WHAT TO DO
All lines in the records below that hold "icon" are to be shown.
^^^^
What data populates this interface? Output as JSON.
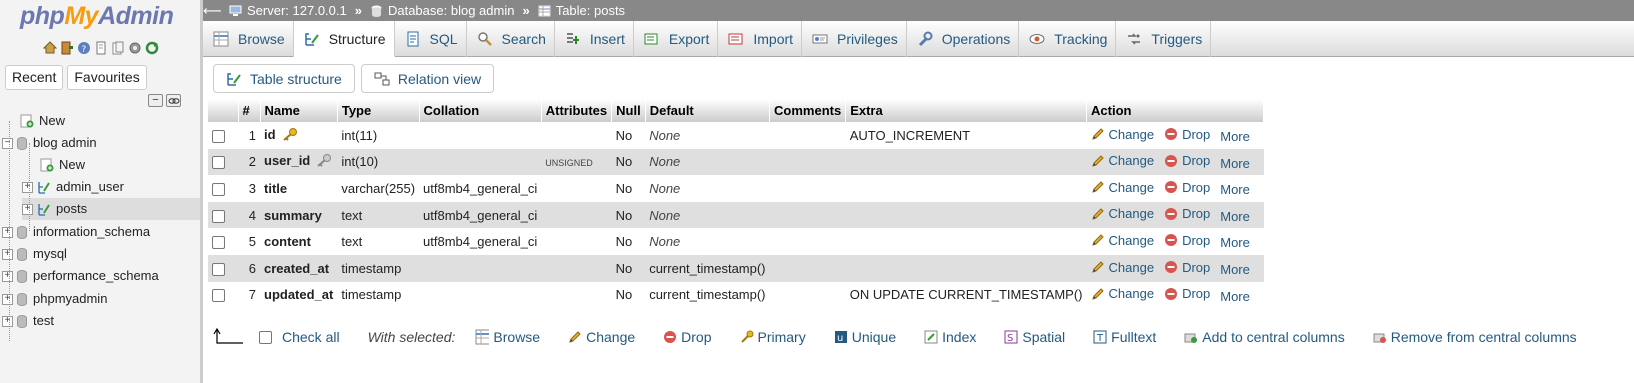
{
  "logo": {
    "php": "php",
    "my": "My",
    "admin": "Admin"
  },
  "left": {
    "recent": "Recent",
    "favourites": "Favourites",
    "tree": [
      {
        "label": "New",
        "type": "new"
      },
      {
        "label": "blog admin",
        "type": "db",
        "expanded": true
      },
      {
        "label": "New",
        "type": "new-child"
      },
      {
        "label": "admin_user",
        "type": "table"
      },
      {
        "label": "posts",
        "type": "table",
        "selected": true
      },
      {
        "label": "information_schema",
        "type": "db"
      },
      {
        "label": "mysql",
        "type": "db"
      },
      {
        "label": "performance_schema",
        "type": "db"
      },
      {
        "label": "phpmyadmin",
        "type": "db"
      },
      {
        "label": "test",
        "type": "db"
      }
    ]
  },
  "breadcrumb": {
    "server": "Server: 127.0.0.1",
    "database": "Database: blog admin",
    "table": "Table: posts",
    "sep": "»"
  },
  "tabs": [
    {
      "label": "Browse",
      "icon": "browse-icon"
    },
    {
      "label": "Structure",
      "icon": "structure-icon",
      "active": true
    },
    {
      "label": "SQL",
      "icon": "sql-icon"
    },
    {
      "label": "Search",
      "icon": "search-icon"
    },
    {
      "label": "Insert",
      "icon": "insert-icon"
    },
    {
      "label": "Export",
      "icon": "export-icon"
    },
    {
      "label": "Import",
      "icon": "import-icon"
    },
    {
      "label": "Privileges",
      "icon": "privileges-icon"
    },
    {
      "label": "Operations",
      "icon": "operations-icon"
    },
    {
      "label": "Tracking",
      "icon": "tracking-icon"
    },
    {
      "label": "Triggers",
      "icon": "triggers-icon"
    }
  ],
  "subtabs": {
    "table_structure": "Table structure",
    "relation_view": "Relation view"
  },
  "table": {
    "headers": [
      "#",
      "Name",
      "Type",
      "Collation",
      "Attributes",
      "Null",
      "Default",
      "Comments",
      "Extra",
      "Action"
    ],
    "rows": [
      {
        "num": "1",
        "name": "id",
        "key": "primary",
        "type": "int(11)",
        "collation": "",
        "attributes": "",
        "null": "No",
        "default": "None",
        "default_italic": true,
        "comments": "",
        "extra": "AUTO_INCREMENT"
      },
      {
        "num": "2",
        "name": "user_id",
        "key": "index",
        "type": "int(10)",
        "collation": "",
        "attributes": "UNSIGNED",
        "null": "No",
        "default": "None",
        "default_italic": true,
        "comments": "",
        "extra": ""
      },
      {
        "num": "3",
        "name": "title",
        "key": "",
        "type": "varchar(255)",
        "collation": "utf8mb4_general_ci",
        "attributes": "",
        "null": "No",
        "default": "None",
        "default_italic": true,
        "comments": "",
        "extra": ""
      },
      {
        "num": "4",
        "name": "summary",
        "key": "",
        "type": "text",
        "collation": "utf8mb4_general_ci",
        "attributes": "",
        "null": "No",
        "default": "None",
        "default_italic": true,
        "comments": "",
        "extra": ""
      },
      {
        "num": "5",
        "name": "content",
        "key": "",
        "type": "text",
        "collation": "utf8mb4_general_ci",
        "attributes": "",
        "null": "No",
        "default": "None",
        "default_italic": true,
        "comments": "",
        "extra": ""
      },
      {
        "num": "6",
        "name": "created_at",
        "key": "",
        "type": "timestamp",
        "collation": "",
        "attributes": "",
        "null": "No",
        "default": "current_timestamp()",
        "default_italic": false,
        "comments": "",
        "extra": ""
      },
      {
        "num": "7",
        "name": "updated_at",
        "key": "",
        "type": "timestamp",
        "collation": "",
        "attributes": "",
        "null": "No",
        "default": "current_timestamp()",
        "default_italic": false,
        "comments": "",
        "extra": "ON UPDATE CURRENT_TIMESTAMP()"
      }
    ],
    "actions": {
      "change": "Change",
      "drop": "Drop",
      "more": "More"
    }
  },
  "bottom": {
    "check_all": "Check all",
    "with_selected": "With selected:",
    "actions": [
      "Browse",
      "Change",
      "Drop",
      "Primary",
      "Unique",
      "Index",
      "Spatial",
      "Fulltext",
      "Add to central columns",
      "Remove from central columns"
    ]
  },
  "colors": {
    "link": "#235a81",
    "crumb_bg": "#888888",
    "drop_red": "#d9534f"
  }
}
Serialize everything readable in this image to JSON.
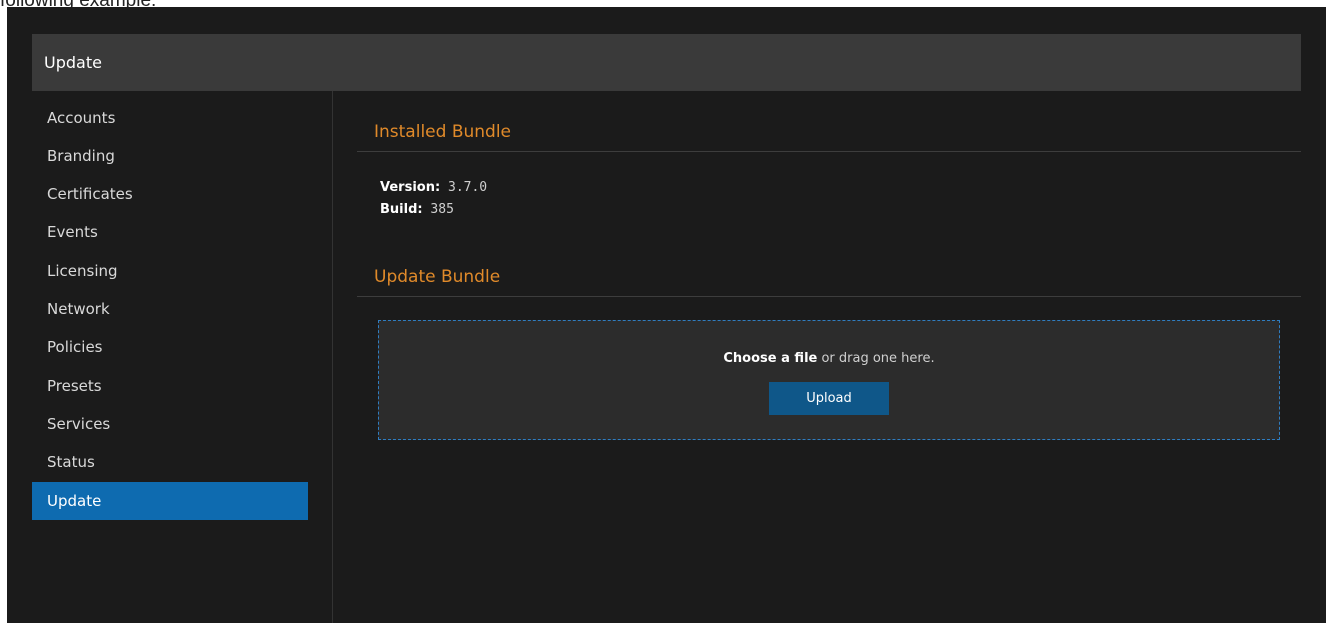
{
  "caption": "following example:",
  "header": {
    "title": "Update"
  },
  "sidebar": {
    "items": [
      {
        "label": "Accounts"
      },
      {
        "label": "Branding"
      },
      {
        "label": "Certificates"
      },
      {
        "label": "Events"
      },
      {
        "label": "Licensing"
      },
      {
        "label": "Network"
      },
      {
        "label": "Policies"
      },
      {
        "label": "Presets"
      },
      {
        "label": "Services"
      },
      {
        "label": "Status"
      },
      {
        "label": "Update",
        "active": true
      }
    ]
  },
  "installed": {
    "title": "Installed Bundle",
    "version_label": "Version:",
    "version_value": "3.7.0",
    "build_label": "Build:",
    "build_value": "385"
  },
  "update": {
    "title": "Update Bundle",
    "choose_label": "Choose a file",
    "drag_text": " or drag one here.",
    "upload_label": "Upload"
  },
  "colors": {
    "accent": "#0e6bb0",
    "section_title": "#e08a2a",
    "background": "#1b1b1b",
    "header": "#3a3a3a"
  }
}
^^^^
SOLUTION
      "icon": "browse-icon"
      "icon": "structure-icon",
      "icon": "sql-icon"
      "icon": "search-icon"
      "icon": "insert-icon"
      "icon": "export-icon"
      "icon": "import-icon"
      "icon": "privileges-icon"
      "icon": "operations-icon"
      "icon": "tracking-icon"
      "icon": "triggers-icon"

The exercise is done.